Arthur Bliss was born in London on 2 August 1891. For over 50 years he was a familiar and central figure on the English musical scene. He was educated at Rugby and at Pembroke College, Cambridge, where he studied with Charles Wood. He attended the Royal College of Music for a single term before the First World War broke out and interrupted his studies for the duration. After demobilisation in 1919, he soon won a reputation as a cosmopolitan and advanced composer.

In Madame Noy (1918), Rhapsody (1919) for two voices and chamber ensemble, and Rout (1920), he experimented with instrumental uses of the voice, in wordless vocalisation and nonsense syllables. In 1921, Bliss became conductor of the Portsmouth Philharmonic Society and two years later he moved to California. The Introduction and Allegro (1926), dedicated to the Philadelphia Orchestra and Stokowski, was the first of many works written for virtuoso ensembles or soloists, a series that included the Clarinet and Oboe Quintets, the Viola Sonata, and the Piano, Violin and Cello Concertos.

1930 saw the production, at the Norwich Festival, of one of the most deeply personal of Bliss' works, the choral symphony Morning Heroes (1930), written as a tribute to those who died in World War I. In 1934-35 he moved into a new field: ballet and film music. In the music for H.G. Wells' Things to Come (1935) and the ballet Checkmate (1937), Bliss showed striking ability to write vivid illustrative music in a relatively simple and direct style.

Bliss was in the USA when war broke out in 1939, and he remained there to teach at the University of Berkeley until 1941, when he returned to England, soon becoming Director of Music at the BBC (1942-44). He was knighted in 1950, and appointed Master of the Queen's Music in 1953. His later works include cantatas, several orchestral works, amongst which the Meditations on a Theme of John Blow (1955) stands out as one of his finest scores, and opera for television and many occasional pieces.

He died in London on 27 March 1975. Using original 78 discs recently discovered among Henry J. Wood's papers at the Royal College of Music, Philip Lane has reconstructed and re-arranged Bliss' complete score for the 1936 Alexander Korda film 'Things to Come' in a form as faithful as possible to the composer's original orchestration and intentions. Conductor Ruman Gamba has recorded the score with the BBC Philharmonic, this cd was released by Chandos in March 2001.

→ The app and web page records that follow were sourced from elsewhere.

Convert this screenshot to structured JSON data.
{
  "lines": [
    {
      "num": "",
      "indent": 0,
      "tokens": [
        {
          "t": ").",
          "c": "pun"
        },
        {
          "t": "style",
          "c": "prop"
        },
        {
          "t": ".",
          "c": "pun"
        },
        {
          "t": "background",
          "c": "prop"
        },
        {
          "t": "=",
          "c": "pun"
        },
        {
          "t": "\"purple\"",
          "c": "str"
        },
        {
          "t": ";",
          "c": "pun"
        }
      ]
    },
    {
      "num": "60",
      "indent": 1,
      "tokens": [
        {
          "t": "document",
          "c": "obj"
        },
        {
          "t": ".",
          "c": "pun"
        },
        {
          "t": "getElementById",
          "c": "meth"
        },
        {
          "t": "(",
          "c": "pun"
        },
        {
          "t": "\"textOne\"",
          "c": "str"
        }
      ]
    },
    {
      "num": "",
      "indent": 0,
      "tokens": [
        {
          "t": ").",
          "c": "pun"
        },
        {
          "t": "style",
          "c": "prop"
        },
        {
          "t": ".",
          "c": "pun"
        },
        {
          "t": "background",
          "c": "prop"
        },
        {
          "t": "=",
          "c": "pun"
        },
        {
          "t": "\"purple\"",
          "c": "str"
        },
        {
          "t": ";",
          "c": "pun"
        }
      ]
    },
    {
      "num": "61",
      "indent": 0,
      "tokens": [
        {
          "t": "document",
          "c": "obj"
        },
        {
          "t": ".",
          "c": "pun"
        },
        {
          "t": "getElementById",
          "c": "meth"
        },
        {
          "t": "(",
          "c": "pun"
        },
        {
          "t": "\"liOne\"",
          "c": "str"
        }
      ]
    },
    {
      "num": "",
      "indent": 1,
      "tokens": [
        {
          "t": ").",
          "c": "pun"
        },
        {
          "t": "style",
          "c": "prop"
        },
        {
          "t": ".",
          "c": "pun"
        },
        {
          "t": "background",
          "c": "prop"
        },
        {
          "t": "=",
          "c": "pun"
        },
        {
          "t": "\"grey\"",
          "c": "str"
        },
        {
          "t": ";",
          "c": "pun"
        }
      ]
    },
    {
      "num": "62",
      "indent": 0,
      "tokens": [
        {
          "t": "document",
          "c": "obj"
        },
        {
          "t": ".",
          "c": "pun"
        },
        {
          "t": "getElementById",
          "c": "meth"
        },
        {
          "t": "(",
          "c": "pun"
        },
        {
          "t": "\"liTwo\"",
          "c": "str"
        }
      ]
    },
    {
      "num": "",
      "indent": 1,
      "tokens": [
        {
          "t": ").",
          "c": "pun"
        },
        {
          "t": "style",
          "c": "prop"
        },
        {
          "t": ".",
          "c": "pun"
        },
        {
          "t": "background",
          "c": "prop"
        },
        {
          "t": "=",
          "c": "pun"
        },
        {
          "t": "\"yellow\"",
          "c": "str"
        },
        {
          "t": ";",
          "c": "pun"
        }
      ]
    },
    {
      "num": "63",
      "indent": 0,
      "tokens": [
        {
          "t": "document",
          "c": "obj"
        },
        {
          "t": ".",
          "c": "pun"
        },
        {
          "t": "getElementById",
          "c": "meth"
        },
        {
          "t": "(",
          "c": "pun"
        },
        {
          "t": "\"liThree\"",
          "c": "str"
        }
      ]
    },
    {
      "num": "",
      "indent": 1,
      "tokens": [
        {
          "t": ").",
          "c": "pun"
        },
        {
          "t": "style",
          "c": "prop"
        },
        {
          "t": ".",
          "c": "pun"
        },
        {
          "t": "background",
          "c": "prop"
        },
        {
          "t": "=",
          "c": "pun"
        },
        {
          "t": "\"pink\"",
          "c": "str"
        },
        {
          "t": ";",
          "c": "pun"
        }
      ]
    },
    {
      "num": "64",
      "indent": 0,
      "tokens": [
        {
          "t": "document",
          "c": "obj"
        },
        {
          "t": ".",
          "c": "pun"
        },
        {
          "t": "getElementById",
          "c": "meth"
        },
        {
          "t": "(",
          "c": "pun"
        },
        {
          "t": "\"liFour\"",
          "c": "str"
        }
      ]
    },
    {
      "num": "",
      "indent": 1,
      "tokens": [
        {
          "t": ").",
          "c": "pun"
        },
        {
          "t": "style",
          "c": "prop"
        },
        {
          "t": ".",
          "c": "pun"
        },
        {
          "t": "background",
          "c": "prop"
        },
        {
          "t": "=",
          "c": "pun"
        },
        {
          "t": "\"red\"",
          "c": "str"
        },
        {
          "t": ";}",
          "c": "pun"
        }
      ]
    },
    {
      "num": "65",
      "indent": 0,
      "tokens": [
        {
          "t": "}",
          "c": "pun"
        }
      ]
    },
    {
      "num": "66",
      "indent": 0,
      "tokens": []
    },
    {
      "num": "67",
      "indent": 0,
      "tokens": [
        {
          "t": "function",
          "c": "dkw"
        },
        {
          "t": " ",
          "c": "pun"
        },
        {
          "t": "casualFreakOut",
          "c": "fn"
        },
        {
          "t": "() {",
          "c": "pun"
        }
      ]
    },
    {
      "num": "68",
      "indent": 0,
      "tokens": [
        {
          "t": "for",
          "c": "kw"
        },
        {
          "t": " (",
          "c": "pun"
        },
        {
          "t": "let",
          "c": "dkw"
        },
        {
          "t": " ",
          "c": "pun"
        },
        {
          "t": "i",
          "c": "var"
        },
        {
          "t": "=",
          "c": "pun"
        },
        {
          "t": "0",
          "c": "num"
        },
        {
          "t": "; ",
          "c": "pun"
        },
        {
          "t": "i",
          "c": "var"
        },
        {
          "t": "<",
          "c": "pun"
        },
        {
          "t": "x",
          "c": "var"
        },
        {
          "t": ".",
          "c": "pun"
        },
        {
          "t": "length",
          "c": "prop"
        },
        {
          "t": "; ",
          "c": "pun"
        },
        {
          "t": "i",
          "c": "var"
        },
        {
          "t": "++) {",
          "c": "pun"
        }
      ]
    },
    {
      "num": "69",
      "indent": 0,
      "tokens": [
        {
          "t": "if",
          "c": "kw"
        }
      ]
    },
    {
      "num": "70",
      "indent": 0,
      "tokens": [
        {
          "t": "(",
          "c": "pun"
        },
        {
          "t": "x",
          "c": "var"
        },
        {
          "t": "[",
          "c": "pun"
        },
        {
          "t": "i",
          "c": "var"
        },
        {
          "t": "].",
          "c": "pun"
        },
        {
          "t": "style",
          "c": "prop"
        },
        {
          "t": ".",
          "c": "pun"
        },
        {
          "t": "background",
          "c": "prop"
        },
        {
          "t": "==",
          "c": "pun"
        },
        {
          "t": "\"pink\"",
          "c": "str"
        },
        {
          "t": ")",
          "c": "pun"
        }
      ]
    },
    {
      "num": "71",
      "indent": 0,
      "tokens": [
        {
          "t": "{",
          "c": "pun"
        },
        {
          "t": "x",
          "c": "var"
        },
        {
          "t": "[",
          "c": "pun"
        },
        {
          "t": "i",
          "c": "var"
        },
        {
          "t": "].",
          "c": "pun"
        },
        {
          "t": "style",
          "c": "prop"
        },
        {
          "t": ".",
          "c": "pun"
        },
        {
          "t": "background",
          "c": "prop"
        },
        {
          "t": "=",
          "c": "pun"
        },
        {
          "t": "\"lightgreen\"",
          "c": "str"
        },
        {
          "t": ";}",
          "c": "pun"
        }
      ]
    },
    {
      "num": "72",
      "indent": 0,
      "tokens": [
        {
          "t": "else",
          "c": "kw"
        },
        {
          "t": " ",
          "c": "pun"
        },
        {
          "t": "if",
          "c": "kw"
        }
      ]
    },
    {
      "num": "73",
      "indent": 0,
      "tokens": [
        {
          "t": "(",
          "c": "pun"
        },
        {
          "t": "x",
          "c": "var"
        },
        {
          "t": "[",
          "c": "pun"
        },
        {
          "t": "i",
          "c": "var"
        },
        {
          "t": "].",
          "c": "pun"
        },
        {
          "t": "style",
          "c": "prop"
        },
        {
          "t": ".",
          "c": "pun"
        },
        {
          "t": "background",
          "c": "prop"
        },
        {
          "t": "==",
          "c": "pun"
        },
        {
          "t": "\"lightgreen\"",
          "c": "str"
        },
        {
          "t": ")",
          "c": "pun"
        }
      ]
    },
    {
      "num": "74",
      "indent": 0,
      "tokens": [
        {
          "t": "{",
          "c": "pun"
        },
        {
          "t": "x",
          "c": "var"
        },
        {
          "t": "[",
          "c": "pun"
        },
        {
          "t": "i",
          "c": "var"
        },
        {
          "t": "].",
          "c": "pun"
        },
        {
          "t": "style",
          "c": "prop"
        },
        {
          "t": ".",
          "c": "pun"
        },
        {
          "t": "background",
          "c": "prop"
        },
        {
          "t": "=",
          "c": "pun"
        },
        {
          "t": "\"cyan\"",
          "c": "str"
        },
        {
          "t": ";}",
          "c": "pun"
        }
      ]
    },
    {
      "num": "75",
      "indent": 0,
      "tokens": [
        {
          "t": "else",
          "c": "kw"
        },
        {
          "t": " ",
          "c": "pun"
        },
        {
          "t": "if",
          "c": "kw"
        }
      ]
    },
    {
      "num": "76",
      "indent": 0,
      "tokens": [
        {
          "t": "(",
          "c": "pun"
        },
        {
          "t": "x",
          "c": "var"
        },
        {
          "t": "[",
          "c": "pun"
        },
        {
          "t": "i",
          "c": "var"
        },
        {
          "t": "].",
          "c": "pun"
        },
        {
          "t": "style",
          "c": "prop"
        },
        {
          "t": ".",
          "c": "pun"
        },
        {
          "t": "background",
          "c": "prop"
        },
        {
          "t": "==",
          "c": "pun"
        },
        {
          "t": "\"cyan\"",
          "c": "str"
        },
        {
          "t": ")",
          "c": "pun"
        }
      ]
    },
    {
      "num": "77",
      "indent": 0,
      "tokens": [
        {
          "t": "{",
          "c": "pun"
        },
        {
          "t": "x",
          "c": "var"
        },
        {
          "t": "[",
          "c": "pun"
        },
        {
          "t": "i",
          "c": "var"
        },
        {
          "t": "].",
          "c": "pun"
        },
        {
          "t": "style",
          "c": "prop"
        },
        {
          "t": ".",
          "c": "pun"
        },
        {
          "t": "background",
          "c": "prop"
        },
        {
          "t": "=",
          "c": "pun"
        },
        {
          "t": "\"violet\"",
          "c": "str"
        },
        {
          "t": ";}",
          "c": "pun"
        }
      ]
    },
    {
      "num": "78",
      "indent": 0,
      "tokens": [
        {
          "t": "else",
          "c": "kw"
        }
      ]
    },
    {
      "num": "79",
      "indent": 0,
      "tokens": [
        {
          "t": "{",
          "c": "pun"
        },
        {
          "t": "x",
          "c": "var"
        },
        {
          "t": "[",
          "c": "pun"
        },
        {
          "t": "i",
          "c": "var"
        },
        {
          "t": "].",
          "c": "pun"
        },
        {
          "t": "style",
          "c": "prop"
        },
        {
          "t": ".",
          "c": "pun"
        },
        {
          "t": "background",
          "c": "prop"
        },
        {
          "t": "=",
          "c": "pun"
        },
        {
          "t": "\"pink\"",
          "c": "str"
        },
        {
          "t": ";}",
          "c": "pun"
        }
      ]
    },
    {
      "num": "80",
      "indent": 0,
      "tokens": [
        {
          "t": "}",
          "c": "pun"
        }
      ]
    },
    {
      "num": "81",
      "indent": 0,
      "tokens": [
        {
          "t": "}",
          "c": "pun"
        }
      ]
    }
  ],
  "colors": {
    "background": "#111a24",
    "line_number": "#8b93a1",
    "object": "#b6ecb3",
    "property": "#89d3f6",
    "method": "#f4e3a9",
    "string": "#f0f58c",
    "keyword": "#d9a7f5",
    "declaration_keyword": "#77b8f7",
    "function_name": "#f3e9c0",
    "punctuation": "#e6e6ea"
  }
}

16th June 2024

London Symphony Orchestra
Dirk Brossé
Barbican Centre, London, United Kingdom